  • July 1997: I am not able to meet with the Director, but meet with the Principal Officer, Children’s Division, instead. He shows me the file, allows me to indicate which bits I would like photocopying (about 60% of it) and promises to do so and post them to me. I notice that references on the file to people other than my brother and father have been tippexed out.
  • I get the photocopied pages (about 60 of them; reviews; progress sheets, important letters).

Reading the file, I learn more about my mother, who had lived in a mental hospital since I was three and died when I was seventeen. I also learn more about my father and various other matters and am reminded of things I’d forgotten.

In my case, I was eventually satisfied, but I needed to be persistent in accessing my file and I can understand why some people give up.

One of the best examples of social services practice on files access came from when I was helping to run a leaving care group in Norfolk in the early 1990s. One young man in his early 20s wanted to access his file after hearing about my experience. He had spent almost his whole childhood in care. It took a few phone calls and letters, which I helped him with. Eventually, he got a series of appointments with a social worker to go through his file in stages and be able to ask any questions about it. This ended with him being given a full or almost full copy of the file. I know he appreciated that experience and found it rewarding.

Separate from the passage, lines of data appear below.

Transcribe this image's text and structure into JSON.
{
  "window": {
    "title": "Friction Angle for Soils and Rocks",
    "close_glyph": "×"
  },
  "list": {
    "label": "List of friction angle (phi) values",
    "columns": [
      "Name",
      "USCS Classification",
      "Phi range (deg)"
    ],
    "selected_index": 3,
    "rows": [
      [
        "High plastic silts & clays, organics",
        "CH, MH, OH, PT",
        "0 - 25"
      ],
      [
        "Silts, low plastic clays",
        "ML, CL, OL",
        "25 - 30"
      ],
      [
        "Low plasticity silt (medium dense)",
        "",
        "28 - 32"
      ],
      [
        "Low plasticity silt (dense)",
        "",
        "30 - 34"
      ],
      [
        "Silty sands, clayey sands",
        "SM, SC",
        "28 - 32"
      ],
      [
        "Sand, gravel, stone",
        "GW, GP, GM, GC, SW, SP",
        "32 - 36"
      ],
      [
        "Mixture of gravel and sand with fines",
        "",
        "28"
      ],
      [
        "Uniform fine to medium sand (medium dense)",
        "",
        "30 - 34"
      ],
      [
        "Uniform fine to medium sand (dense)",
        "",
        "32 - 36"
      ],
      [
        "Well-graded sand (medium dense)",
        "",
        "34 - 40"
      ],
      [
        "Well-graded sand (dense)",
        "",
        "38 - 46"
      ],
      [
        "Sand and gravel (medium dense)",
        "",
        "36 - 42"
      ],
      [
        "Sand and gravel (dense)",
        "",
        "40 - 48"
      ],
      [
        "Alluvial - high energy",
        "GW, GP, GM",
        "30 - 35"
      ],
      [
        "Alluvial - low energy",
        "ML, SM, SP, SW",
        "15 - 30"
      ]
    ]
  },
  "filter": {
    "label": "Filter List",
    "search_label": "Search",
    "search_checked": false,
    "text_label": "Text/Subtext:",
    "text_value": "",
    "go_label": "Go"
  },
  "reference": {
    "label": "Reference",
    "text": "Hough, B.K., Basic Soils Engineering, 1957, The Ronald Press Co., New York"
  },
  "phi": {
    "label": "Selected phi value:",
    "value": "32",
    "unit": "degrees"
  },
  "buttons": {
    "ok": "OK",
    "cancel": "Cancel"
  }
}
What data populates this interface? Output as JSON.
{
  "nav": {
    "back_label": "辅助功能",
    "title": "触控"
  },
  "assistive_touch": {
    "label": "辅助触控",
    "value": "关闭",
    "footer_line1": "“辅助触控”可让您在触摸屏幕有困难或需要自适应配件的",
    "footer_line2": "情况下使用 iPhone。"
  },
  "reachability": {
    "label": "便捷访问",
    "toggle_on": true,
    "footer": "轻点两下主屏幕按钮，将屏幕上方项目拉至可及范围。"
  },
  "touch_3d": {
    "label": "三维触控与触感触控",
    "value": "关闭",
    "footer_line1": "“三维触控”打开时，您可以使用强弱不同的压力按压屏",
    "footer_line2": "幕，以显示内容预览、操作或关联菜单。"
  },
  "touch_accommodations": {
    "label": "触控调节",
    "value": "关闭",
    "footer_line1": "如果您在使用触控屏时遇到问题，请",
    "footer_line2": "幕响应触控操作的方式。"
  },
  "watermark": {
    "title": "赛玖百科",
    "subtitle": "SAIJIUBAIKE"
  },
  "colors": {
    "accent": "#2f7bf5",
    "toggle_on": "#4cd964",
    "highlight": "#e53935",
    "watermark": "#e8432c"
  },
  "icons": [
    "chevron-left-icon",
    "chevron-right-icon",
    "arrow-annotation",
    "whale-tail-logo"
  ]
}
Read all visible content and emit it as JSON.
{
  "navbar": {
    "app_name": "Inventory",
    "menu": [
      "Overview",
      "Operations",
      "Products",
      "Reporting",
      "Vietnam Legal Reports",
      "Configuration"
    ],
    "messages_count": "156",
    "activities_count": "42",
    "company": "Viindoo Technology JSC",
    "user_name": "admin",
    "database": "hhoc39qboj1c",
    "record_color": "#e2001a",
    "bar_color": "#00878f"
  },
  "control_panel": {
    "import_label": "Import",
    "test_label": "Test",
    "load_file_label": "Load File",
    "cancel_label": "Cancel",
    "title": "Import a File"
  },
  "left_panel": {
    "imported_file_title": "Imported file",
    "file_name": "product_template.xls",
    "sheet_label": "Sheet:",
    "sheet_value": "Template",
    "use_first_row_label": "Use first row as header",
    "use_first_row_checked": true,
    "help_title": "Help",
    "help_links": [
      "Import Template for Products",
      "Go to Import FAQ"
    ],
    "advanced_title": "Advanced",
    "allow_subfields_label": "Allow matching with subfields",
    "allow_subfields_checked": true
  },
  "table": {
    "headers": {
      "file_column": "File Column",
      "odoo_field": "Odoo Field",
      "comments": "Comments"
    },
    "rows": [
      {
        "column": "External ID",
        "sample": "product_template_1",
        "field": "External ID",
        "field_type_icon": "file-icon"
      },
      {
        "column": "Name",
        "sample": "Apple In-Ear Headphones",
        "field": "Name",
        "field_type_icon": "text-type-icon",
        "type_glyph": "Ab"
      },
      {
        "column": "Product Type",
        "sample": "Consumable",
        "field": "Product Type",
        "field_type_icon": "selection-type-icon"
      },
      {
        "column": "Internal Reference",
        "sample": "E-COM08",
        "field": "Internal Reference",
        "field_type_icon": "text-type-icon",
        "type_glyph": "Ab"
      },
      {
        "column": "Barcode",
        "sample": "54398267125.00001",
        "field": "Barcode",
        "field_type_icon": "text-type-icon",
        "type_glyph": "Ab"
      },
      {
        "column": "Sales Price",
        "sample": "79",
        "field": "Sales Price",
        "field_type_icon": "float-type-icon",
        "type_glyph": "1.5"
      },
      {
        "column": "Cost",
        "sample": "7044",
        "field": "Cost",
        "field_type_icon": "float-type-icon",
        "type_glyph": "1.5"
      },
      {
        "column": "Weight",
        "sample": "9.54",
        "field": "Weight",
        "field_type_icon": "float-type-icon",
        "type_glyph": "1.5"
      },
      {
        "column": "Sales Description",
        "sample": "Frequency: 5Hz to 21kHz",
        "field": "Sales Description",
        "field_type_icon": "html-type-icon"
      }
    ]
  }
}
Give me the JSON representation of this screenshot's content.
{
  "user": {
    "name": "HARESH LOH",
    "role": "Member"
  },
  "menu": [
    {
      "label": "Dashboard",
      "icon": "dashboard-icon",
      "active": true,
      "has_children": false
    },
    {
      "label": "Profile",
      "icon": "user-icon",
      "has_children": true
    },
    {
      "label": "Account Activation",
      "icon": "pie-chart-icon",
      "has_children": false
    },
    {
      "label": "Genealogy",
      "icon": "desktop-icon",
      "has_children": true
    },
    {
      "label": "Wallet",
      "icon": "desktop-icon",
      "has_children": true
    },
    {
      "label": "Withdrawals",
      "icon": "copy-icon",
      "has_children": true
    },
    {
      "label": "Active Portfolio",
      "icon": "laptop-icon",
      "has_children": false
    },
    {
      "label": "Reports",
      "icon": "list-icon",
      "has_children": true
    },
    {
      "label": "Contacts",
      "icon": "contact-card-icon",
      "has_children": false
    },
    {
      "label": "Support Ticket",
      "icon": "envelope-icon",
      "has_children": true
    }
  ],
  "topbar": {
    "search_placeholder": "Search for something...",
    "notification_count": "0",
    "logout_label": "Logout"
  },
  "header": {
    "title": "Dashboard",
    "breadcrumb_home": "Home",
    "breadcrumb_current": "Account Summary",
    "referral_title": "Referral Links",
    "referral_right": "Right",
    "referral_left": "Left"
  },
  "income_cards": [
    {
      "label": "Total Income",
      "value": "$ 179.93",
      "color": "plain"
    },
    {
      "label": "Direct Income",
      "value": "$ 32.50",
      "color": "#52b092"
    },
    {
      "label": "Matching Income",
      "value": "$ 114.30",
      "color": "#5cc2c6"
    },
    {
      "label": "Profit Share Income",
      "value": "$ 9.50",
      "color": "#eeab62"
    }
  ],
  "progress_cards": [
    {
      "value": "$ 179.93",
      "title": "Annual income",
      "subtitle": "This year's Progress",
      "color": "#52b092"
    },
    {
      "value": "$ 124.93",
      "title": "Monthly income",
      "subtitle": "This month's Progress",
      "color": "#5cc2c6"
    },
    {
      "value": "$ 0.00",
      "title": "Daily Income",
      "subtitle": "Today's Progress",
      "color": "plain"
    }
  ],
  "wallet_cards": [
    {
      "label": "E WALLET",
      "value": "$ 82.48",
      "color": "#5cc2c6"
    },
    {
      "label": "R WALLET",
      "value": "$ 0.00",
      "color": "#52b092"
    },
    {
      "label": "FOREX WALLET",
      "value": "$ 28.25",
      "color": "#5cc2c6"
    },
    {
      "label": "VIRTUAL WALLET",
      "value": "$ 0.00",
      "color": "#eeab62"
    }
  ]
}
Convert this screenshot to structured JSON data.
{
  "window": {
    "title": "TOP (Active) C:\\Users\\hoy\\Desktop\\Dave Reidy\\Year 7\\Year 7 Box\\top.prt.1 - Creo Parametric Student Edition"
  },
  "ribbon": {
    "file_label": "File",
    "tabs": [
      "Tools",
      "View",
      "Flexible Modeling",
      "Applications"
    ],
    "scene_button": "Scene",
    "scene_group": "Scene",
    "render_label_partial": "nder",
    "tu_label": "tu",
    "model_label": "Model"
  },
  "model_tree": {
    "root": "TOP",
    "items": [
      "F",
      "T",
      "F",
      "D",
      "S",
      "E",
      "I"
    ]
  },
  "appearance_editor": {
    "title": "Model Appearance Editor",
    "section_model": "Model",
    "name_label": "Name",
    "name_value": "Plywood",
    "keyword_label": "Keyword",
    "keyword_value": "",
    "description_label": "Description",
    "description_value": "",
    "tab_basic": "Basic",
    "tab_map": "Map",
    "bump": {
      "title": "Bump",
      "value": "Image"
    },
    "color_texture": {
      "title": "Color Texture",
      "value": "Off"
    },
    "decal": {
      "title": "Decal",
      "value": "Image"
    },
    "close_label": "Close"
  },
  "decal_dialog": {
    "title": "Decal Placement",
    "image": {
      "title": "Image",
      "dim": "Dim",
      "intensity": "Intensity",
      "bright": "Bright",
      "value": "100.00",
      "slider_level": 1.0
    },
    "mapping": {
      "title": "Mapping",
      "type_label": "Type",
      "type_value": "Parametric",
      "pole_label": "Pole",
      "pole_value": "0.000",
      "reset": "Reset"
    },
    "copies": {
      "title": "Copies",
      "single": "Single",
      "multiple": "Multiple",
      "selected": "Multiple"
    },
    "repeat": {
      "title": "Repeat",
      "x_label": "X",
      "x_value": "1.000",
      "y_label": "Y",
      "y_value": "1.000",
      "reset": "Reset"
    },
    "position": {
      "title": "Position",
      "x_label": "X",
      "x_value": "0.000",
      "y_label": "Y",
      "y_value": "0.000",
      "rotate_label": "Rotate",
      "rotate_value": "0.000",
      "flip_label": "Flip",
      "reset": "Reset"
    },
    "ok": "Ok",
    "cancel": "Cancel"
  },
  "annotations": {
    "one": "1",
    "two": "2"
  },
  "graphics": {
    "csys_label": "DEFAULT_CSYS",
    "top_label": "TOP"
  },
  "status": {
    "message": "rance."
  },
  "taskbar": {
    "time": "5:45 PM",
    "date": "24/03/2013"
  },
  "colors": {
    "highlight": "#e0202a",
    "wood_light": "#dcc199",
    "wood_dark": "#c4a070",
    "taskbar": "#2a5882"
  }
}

There is clearly a need for some bureaucracy in all this, but it is off-putting and takes time. The rewards in my case were priceless, but it helps to have support, encouragement and persistence. Many adults who were in care as children have to go through this process alone if they don’t know anyone who understands why it matters so much. Even many social workers would struggle to understand why, if my house burnt down tomorrow, the three things I’d grab on the way out would be my photograph collection, my letters and my social services file. So much of my life is bound up in those photocopied papers. I first realised just how much when I visited a girlfriend’s parents when aged 21. They told many stories about her childhood, shared knowledge that she could access at any time. It was a living, oral family history and the basis of her sense of identity. By comparison, my own childhood story had massive gaps. My file helped to fill a few of those gaps.

NB: any correspondence on this subject can be addressed to me via my email.